Among the entries below, count the lines that contain the word "JSON". Respond with the count only.
"""
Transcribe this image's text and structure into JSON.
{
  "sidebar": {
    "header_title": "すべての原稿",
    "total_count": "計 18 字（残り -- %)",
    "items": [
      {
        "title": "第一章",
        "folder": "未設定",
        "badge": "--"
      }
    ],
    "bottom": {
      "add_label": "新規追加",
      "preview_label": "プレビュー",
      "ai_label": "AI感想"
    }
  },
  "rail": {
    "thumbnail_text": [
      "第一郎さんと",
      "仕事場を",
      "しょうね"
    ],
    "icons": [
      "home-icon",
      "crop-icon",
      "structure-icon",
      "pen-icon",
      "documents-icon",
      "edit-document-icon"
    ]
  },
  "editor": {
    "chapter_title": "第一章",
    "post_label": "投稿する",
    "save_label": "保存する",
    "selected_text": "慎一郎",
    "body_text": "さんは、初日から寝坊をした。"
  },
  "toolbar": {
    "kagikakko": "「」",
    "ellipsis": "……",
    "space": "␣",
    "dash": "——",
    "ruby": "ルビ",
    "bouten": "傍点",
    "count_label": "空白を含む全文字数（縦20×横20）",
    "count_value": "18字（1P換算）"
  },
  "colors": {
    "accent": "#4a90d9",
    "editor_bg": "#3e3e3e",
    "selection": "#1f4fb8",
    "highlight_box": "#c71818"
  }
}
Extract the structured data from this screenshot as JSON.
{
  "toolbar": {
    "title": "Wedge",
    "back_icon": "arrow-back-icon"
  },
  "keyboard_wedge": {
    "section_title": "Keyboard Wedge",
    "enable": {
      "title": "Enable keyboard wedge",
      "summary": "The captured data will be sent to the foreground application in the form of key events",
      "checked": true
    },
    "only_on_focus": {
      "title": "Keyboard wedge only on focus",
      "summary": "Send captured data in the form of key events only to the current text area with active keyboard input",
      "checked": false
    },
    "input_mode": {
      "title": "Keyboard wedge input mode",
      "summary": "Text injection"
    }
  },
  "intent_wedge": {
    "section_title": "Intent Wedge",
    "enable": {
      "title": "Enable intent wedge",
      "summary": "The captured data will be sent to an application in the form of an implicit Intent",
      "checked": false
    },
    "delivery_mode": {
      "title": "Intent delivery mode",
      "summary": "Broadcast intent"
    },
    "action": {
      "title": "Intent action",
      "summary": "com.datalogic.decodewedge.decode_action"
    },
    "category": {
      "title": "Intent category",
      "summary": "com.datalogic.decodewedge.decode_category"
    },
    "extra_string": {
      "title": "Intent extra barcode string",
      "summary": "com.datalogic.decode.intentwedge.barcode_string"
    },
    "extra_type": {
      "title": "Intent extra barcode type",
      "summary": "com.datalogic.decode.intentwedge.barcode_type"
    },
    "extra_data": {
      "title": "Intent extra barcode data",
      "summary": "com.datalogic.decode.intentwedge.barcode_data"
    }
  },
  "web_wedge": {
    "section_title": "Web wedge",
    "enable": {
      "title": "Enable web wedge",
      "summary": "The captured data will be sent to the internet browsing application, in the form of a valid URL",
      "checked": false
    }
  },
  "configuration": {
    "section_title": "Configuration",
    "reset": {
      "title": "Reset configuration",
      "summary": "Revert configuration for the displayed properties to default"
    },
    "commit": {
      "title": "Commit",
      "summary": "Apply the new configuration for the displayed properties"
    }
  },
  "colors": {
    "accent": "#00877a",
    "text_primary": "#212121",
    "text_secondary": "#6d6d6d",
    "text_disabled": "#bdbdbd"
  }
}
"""
(Exercise output) 2